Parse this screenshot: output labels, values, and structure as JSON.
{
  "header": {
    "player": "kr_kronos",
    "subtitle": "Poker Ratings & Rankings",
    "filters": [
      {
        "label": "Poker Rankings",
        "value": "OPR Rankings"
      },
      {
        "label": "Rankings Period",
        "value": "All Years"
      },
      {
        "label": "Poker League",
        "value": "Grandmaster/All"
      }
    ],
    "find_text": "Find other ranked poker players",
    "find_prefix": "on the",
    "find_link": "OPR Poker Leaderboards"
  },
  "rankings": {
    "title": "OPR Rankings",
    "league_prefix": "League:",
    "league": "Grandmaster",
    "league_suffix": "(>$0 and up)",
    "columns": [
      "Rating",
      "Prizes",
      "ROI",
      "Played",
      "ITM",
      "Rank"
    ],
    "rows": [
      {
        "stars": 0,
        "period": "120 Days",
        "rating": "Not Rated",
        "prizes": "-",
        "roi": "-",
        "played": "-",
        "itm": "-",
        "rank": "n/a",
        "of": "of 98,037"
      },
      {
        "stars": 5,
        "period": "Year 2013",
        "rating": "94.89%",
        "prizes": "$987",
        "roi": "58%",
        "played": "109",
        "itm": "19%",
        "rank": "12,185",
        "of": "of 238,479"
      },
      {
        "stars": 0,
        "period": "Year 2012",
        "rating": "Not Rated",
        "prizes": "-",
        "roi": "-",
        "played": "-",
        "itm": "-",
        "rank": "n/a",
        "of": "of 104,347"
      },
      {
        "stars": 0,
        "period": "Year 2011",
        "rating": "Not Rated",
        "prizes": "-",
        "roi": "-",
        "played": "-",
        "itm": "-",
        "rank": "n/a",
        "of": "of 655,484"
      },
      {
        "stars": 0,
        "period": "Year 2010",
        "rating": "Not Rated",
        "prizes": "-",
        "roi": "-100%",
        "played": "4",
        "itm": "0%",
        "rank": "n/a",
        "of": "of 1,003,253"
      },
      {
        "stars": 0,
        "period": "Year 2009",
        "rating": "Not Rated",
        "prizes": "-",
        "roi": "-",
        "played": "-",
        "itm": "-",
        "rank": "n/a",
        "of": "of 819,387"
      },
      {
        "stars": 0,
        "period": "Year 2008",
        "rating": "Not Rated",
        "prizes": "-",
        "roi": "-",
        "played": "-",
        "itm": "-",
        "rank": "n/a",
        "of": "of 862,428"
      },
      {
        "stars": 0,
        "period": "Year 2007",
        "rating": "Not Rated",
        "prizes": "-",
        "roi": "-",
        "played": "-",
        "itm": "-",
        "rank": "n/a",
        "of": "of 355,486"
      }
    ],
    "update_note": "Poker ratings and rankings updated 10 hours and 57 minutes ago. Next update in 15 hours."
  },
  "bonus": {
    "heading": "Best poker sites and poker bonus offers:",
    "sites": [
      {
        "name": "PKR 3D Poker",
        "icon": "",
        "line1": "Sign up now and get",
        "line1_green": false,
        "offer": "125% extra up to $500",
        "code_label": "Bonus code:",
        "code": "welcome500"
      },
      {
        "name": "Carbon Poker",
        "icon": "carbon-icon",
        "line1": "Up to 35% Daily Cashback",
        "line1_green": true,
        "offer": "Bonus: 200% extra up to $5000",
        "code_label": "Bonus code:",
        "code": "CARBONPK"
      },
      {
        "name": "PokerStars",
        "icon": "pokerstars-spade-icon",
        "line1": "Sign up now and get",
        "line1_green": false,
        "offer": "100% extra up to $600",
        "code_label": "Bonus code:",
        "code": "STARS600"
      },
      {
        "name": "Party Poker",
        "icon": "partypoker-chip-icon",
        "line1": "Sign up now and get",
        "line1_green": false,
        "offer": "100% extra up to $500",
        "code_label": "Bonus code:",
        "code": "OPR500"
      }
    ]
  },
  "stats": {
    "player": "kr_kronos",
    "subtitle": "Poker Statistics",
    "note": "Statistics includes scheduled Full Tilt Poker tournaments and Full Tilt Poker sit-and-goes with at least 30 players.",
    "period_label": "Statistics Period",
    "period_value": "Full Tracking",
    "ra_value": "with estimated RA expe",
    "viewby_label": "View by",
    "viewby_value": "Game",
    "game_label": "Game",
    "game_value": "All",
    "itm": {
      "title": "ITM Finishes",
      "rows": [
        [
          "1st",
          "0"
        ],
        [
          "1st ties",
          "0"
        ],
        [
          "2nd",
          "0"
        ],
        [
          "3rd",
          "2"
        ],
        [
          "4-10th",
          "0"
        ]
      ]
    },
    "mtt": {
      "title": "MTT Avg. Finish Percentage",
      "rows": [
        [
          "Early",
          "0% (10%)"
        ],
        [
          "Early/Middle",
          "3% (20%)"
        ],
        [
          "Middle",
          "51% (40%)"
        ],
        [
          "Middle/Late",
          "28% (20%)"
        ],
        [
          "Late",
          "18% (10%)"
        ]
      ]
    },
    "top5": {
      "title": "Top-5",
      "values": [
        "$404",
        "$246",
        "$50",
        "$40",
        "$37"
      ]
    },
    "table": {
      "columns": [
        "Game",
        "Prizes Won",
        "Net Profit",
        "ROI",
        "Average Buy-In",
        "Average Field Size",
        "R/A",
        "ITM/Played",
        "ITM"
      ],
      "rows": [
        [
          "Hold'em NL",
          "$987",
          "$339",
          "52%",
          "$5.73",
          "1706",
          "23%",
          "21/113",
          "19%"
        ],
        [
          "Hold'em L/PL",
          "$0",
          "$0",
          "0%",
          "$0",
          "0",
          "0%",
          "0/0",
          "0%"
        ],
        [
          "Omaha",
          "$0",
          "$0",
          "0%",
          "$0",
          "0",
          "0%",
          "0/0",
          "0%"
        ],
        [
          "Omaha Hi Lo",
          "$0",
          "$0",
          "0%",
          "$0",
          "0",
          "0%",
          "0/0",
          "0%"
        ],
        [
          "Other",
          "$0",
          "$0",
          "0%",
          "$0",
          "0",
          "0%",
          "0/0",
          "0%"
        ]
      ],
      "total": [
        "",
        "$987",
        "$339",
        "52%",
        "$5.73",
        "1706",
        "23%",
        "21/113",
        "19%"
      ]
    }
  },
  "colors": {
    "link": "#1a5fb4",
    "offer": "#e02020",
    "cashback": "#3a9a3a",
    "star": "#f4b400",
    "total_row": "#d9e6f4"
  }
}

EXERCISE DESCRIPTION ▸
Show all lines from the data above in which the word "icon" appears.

SOLUTION ▸
        "icon": "",
        "icon": "carbon-icon",
        "icon": "pokerstars-spade-icon",
        "icon": "partypoker-chip-icon",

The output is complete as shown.